§ Task item
Each line below must be written out exactly as shown.

§ Entries shown
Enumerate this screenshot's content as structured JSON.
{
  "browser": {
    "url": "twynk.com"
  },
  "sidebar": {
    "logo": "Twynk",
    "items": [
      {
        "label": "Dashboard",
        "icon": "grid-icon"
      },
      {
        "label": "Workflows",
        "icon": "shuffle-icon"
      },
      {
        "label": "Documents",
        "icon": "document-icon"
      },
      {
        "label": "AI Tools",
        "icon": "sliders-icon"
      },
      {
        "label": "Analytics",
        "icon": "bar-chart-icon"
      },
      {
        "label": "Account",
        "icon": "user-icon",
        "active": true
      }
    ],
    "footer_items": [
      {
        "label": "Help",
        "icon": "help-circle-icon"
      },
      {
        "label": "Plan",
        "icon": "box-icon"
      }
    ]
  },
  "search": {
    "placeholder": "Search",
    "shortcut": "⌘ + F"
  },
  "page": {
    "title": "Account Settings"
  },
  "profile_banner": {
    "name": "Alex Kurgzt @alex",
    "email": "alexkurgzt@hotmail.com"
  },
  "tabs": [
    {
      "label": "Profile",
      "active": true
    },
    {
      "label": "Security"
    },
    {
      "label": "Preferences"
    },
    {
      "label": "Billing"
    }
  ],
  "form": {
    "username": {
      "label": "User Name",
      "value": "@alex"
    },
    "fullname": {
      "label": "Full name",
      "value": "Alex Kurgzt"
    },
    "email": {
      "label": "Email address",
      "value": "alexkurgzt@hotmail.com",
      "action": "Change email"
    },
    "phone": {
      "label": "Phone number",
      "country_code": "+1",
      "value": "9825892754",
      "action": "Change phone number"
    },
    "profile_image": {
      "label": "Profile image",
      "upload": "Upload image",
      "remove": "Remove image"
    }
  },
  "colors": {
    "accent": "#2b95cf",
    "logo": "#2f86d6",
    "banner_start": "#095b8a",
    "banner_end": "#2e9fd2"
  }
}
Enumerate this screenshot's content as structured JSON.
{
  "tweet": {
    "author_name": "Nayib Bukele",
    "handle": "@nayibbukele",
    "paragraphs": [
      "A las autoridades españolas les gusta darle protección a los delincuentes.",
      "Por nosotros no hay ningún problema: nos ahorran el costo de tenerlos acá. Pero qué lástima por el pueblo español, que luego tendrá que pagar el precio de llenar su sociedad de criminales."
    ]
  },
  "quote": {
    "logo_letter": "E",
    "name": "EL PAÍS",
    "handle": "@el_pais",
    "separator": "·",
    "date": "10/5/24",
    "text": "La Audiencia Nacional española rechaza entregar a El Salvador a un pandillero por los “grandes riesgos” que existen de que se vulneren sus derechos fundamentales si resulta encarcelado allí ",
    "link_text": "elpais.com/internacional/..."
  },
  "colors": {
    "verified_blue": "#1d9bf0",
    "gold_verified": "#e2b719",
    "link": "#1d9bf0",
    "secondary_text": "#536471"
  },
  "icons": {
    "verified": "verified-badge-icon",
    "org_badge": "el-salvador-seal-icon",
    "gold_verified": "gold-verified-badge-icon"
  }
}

§ Solution for this task
Enumerate this screenshot's content as structured JSON.
{
  "browser": {
    "url": "twynk.com"
  },
  "sidebar": {
    "logo": "Twynk",
    "items": [
      {
        "label": "Dashboard",
        "icon": "grid-icon"
      },
      {
        "label": "Workflows",
        "icon": "shuffle-icon"
      },
      {
        "label": "Documents",
        "icon": "document-icon"
      },
      {
        "label": "AI Tools",
        "icon": "sliders-icon"
      },
      {
        "label": "Analytics",
        "icon": "bar-chart-icon"
      },
      {
        "label": "Account",
        "icon": "user-icon",
        "active": true
      }
    ],
    "footer_items": [
      {
        "label": "Help",
        "icon": "help-circle-icon"
      },
      {
        "label": "Plan",
        "icon": "box-icon"
      }
    ]
  },
  "search": {
    "placeholder": "Search",
    "shortcut": "⌘ + F"
  },
  "page": {
    "title": "Account Settings"
  },
  "profile_banner": {
    "name": "Alex Kurgzt @alex",
    "email": "alexkurgzt@hotmail.com"
  },
  "tabs": [
    {
      "label": "Profile",
      "active": true
    },
    {
      "label": "Security"
    },
    {
      "label": "Preferences"
    },
    {
      "label": "Billing"
    }
  ],
  "form": {
    "username": {
      "label": "User Name",
      "value": "@alex"
    },
    "fullname": {
      "label": "Full name",
      "value": "Alex Kurgzt"
    },
    "email": {
      "label": "Email address",
      "value": "alexkurgzt@hotmail.com",
      "action": "Change email"
    },
    "phone": {
      "label": "Phone number",
      "country_code": "+1",
      "value": "9825892754",
      "action": "Change phone number"
    },
    "profile_image": {
      "label": "Profile image",
      "upload": "Upload image",
      "remove": "Remove image"
    }
  },
  "colors": {
    "accent": "#2b95cf",
    "logo": "#2f86d6",
    "banner_start": "#095b8a",
    "banner_end": "#2e9fd2"
  }
}
Enumerate this screenshot's content as structured JSON.
{
  "tweet": {
    "author_name": "Nayib Bukele",
    "handle": "@nayibbukele",
    "paragraphs": [
      "A las autoridades españolas les gusta darle protección a los delincuentes.",
      "Por nosotros no hay ningún problema: nos ahorran el costo de tenerlos acá. Pero qué lástima por el pueblo español, que luego tendrá que pagar el precio de llenar su sociedad de criminales."
    ]
  },
  "quote": {
    "logo_letter": "E",
    "name": "EL PAÍS",
    "handle": "@el_pais",
    "separator": "·",
    "date": "10/5/24",
    "text": "La Audiencia Nacional española rechaza entregar a El Salvador a un pandillero por los “grandes riesgos” que existen de que se vulneren sus derechos fundamentales si resulta encarcelado allí ",
    "link_text": "elpais.com/internacional/..."
  },
  "colors": {
    "verified_blue": "#1d9bf0",
    "gold_verified": "#e2b719",
    "link": "#1d9bf0",
    "secondary_text": "#536471"
  },
  "icons": {
    "verified": "verified-badge-icon",
    "org_badge": "el-salvador-seal-icon",
    "gold_verified": "gold-verified-badge-icon"
  }
}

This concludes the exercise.